To obtain additional information about how to protect against fraudulent spam, please visit the following DMA and FTC Web sites:
About the NCFTAThe NCFTA (www.ncfta.net) provides a neutral collaborative venue where critical confidential information about cyber incidents can be shared discreetly, and where resources can be shared among industry, academia, and law enforcement officials. The Alliance facilitates advanced training, promotes security awareness to reduce cyber-vulnerability, and conducts forensic and predictive analysis and lab simulations. These activities are intended to educate organizations and enhance their abilities to manage risk and develop security strategies and best practices.About The DMA

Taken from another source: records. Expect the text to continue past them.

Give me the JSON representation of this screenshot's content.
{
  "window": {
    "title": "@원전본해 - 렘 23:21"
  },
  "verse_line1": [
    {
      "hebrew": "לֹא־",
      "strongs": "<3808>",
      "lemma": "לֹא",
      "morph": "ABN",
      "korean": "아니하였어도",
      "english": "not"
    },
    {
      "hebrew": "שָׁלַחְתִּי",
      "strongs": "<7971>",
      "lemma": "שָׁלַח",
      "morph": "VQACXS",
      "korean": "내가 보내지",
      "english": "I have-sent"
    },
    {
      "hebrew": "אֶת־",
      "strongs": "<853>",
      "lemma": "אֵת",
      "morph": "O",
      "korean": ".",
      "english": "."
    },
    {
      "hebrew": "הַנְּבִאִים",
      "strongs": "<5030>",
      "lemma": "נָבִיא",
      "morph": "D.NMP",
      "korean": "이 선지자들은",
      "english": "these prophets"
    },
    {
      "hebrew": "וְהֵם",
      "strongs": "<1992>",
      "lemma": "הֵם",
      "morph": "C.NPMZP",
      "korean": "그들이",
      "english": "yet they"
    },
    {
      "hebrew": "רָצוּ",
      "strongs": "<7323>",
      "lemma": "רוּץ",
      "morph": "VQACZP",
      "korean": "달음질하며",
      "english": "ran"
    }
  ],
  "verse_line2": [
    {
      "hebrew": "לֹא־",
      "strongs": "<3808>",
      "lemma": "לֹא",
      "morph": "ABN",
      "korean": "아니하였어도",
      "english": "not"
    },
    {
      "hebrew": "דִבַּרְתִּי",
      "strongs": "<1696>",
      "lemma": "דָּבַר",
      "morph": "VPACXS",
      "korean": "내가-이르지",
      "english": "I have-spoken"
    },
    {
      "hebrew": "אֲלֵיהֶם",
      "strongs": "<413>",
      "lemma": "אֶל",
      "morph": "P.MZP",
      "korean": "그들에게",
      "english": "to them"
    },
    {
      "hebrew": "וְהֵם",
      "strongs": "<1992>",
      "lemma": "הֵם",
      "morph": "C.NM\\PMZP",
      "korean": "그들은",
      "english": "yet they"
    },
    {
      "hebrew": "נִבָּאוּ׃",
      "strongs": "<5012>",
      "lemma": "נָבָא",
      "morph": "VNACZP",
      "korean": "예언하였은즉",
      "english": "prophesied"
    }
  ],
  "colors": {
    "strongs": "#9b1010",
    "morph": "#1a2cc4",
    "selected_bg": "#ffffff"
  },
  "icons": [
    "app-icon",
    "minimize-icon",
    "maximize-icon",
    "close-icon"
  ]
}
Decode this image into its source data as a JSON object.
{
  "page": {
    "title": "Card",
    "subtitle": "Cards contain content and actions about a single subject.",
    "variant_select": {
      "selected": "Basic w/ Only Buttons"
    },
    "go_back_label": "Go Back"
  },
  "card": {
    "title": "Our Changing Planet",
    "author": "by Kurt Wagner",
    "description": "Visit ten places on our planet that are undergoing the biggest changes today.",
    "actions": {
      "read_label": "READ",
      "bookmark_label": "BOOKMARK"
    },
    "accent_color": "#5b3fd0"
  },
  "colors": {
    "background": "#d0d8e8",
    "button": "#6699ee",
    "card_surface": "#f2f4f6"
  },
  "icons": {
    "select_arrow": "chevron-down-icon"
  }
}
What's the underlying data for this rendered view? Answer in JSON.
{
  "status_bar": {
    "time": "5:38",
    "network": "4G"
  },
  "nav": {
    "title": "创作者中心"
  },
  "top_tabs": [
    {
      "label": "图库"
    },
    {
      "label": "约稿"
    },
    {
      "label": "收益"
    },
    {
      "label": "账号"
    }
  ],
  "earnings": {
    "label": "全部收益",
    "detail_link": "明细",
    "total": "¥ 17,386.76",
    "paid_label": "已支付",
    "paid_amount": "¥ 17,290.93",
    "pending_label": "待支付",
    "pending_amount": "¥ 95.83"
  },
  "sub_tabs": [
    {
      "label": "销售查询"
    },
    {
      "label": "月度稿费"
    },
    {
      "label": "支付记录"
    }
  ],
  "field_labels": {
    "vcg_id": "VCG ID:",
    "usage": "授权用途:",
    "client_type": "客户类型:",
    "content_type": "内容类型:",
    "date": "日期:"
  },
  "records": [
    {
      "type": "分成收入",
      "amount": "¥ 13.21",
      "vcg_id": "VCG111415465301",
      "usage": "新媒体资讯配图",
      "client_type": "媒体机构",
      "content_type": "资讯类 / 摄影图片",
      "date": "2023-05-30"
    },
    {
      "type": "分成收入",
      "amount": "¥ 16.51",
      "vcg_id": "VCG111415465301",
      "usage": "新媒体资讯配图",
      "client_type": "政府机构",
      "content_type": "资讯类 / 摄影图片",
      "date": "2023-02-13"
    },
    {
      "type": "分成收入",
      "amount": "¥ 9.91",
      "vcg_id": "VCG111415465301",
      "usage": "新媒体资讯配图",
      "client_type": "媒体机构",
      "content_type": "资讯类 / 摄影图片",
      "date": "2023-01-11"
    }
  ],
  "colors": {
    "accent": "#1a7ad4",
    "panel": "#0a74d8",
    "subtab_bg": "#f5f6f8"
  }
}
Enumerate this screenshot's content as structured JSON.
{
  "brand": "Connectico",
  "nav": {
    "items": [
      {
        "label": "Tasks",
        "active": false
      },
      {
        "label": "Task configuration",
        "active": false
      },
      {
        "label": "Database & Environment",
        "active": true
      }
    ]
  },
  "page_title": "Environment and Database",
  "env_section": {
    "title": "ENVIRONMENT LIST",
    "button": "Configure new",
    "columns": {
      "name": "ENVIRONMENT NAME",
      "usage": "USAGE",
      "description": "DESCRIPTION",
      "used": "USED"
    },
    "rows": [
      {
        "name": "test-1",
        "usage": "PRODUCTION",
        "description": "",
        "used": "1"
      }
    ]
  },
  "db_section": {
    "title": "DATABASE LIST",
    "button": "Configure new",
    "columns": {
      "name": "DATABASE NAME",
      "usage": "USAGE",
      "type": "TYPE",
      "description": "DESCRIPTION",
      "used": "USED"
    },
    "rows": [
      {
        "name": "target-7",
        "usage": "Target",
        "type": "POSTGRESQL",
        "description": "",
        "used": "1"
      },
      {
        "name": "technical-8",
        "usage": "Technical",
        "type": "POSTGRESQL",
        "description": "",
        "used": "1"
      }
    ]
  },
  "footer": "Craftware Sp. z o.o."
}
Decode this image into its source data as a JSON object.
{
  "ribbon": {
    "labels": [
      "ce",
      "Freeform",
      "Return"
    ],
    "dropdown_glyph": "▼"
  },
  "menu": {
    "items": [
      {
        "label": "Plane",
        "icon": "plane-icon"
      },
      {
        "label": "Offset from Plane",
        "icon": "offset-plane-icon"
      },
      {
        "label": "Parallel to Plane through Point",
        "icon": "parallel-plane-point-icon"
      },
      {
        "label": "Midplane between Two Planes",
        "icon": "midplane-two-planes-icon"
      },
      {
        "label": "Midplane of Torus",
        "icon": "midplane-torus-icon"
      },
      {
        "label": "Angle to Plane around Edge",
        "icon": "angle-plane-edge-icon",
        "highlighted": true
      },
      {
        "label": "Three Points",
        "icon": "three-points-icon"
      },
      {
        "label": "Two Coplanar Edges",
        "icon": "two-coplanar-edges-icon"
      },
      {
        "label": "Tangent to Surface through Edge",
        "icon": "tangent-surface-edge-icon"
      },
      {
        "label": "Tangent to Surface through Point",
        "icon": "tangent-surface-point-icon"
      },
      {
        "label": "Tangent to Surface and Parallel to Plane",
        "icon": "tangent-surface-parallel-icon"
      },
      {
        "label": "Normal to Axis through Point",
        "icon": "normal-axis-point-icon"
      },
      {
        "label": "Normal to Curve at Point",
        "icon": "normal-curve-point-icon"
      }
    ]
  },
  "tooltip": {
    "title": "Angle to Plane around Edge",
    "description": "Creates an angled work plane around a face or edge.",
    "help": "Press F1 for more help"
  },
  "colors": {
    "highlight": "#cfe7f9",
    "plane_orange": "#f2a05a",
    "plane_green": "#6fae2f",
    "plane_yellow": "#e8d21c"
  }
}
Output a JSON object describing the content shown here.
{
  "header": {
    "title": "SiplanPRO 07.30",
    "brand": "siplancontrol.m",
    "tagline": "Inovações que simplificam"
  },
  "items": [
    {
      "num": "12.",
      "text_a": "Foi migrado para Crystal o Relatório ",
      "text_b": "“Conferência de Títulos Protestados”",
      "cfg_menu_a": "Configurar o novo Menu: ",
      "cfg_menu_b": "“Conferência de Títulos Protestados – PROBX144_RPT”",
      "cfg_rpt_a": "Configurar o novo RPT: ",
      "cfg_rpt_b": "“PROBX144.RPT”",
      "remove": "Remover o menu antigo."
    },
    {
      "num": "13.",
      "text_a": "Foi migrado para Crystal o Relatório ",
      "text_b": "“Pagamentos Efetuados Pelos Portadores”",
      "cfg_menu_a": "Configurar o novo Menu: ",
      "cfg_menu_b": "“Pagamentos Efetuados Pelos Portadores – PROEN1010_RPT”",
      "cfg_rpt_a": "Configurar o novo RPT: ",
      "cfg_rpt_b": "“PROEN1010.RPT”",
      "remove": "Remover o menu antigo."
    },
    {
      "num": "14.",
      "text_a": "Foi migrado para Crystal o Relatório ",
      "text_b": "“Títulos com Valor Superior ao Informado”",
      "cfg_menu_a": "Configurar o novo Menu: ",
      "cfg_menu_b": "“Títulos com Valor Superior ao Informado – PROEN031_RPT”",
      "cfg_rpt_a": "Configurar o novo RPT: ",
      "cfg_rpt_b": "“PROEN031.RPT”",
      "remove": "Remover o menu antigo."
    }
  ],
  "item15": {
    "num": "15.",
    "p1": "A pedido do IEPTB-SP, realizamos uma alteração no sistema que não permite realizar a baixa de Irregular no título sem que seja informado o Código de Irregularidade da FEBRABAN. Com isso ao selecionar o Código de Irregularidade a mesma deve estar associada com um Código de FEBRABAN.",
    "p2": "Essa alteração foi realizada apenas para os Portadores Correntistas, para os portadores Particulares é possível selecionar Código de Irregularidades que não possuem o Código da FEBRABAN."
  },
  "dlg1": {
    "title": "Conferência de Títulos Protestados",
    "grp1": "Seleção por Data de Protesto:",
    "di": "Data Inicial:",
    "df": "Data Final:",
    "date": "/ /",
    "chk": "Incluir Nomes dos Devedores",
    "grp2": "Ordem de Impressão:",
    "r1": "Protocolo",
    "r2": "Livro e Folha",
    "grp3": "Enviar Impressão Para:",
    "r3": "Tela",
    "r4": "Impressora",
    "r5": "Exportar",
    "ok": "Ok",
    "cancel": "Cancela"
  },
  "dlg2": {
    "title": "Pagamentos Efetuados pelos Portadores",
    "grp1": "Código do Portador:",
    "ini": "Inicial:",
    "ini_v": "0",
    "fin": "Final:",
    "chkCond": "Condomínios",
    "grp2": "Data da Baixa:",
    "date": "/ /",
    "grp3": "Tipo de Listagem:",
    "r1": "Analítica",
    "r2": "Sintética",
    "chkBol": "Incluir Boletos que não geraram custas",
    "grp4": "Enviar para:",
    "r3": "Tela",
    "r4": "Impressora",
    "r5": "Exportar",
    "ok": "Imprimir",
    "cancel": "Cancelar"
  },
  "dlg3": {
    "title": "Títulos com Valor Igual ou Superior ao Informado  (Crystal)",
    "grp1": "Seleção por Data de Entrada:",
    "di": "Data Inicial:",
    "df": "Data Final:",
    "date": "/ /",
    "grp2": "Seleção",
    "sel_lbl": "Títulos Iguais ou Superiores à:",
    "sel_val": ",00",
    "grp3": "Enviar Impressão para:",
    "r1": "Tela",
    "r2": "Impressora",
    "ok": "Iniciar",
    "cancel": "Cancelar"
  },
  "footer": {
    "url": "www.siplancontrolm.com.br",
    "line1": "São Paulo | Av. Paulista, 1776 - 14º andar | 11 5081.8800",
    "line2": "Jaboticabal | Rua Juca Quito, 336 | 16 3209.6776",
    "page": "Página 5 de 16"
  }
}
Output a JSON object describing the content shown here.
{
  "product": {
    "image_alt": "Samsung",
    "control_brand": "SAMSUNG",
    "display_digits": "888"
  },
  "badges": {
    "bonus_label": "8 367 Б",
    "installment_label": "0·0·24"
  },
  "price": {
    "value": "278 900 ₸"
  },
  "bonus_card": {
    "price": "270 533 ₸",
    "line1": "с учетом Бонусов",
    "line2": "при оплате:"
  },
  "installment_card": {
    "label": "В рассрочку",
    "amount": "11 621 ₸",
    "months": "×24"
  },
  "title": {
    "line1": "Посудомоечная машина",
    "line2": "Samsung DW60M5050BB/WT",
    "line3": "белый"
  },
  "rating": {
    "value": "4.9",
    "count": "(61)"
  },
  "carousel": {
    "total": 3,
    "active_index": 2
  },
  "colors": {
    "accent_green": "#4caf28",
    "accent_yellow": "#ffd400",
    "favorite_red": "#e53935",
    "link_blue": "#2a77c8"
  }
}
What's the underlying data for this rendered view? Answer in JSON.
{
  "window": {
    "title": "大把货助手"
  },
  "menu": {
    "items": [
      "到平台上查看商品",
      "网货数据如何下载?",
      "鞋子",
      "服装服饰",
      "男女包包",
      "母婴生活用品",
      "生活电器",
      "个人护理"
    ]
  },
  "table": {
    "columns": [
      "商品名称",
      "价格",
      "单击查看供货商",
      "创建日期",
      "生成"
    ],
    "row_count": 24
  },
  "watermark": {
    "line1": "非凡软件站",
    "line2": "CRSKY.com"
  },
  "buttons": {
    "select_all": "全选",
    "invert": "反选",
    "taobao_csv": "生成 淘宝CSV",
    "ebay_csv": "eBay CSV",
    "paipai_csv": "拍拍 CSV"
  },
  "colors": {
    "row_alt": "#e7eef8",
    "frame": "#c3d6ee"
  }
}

The Direct Marketing Association (www.the-dma.org) is the leading trade association for businesses and organizations interested in direct, interactive, and database marketing, which in 2004 generated more than $2.3 trillion in US sales, including $143.3 billion in catalog sales and $52.5 billion in Web-driven sales. In addition to catalogs and the Web, DMA members employ a wide variety of marketing media, including mail, e-mail, telephone, newspapers and magazines, interactive television, and radio, among others. Founded in 1917, The DMA today has more than 5,200 corporate, affiliate, and chapter members from the US and 44 other nations, including 55 companies listed on the Fortune 100. Reflecting the significant and growing role that direct marketing plays in today's advertising mix, The DMA's membership represents marketers from every business segment, including catalogers, Internet retailers, retail stores, nonprofit organizations, advertising agencies, financial services providers, book and magazine publishers, book and music clubs, industrial manufacturers, and a host of other vertical segments, as well as the service industries that support marketers.